The boiled milk had a much higher concentration of glucose than that of the hot milk. This means the boiling milk must’ve had its enzymes denatured by the temperature, causing a higher concentration of sugars that haven’t been broken down by the enzyme lactase.
4. How does this lab show how enzymes work in the body?
If the body temperature test tube was accurate, having seen that it produced a glucose test strip of about 56 mmol/L, it would have a glucose concentration in between all the different variations of temperature. This means that the enzymes of the test tube were not denatured and could not not break any sugars down nor were they sped up and started breaking more sugars than usual. The enzymes in the body have a specific temperature that helps them keep a specific sugar level that was clearly different than all the other temperatures when you look at the graph.
5. How could this lab have been improved?
This lab could have been improved with specific temperatures rather than conditions. Also, more variation of temperature closer to body temperature to see more how an initial higher and lower temperature can affect enzymes.
Also, the reactions didn’t model definitions. By definition, the colder temperature should render the speed of the rate of enzymes breaking down sugars and high heat should do the opposite.
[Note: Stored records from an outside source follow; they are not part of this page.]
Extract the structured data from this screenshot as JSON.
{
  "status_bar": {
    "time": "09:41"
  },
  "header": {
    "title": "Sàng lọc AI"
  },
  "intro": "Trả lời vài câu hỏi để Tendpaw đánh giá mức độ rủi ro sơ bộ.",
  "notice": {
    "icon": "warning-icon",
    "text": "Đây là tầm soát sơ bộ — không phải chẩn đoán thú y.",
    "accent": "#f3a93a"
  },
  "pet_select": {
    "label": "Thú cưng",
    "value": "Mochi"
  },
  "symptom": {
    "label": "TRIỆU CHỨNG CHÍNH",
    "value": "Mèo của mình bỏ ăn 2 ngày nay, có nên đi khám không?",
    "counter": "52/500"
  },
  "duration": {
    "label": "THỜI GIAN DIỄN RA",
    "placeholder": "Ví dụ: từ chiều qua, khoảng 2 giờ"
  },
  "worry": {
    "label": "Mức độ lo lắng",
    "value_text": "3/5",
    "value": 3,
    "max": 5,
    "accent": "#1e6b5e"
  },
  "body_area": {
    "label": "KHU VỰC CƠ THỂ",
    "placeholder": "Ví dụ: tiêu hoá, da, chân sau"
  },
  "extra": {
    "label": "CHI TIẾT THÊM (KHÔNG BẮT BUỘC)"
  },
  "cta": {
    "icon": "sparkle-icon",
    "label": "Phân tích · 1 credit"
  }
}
As we see in the picture of the glucose test strips, ice, room temp, and boiling temp are of different temperatures but have very similar effects on the enzymes. So, this experiment might have factors that affected its accuracy.
Conclusion: This lab was an okay representation of the break down of sugars in different temperatures. An interesting thing that we didn’t predict is that, seen in the graph and the glucose test strips, the highest temperature and room temperature had the same effect on the enzymes.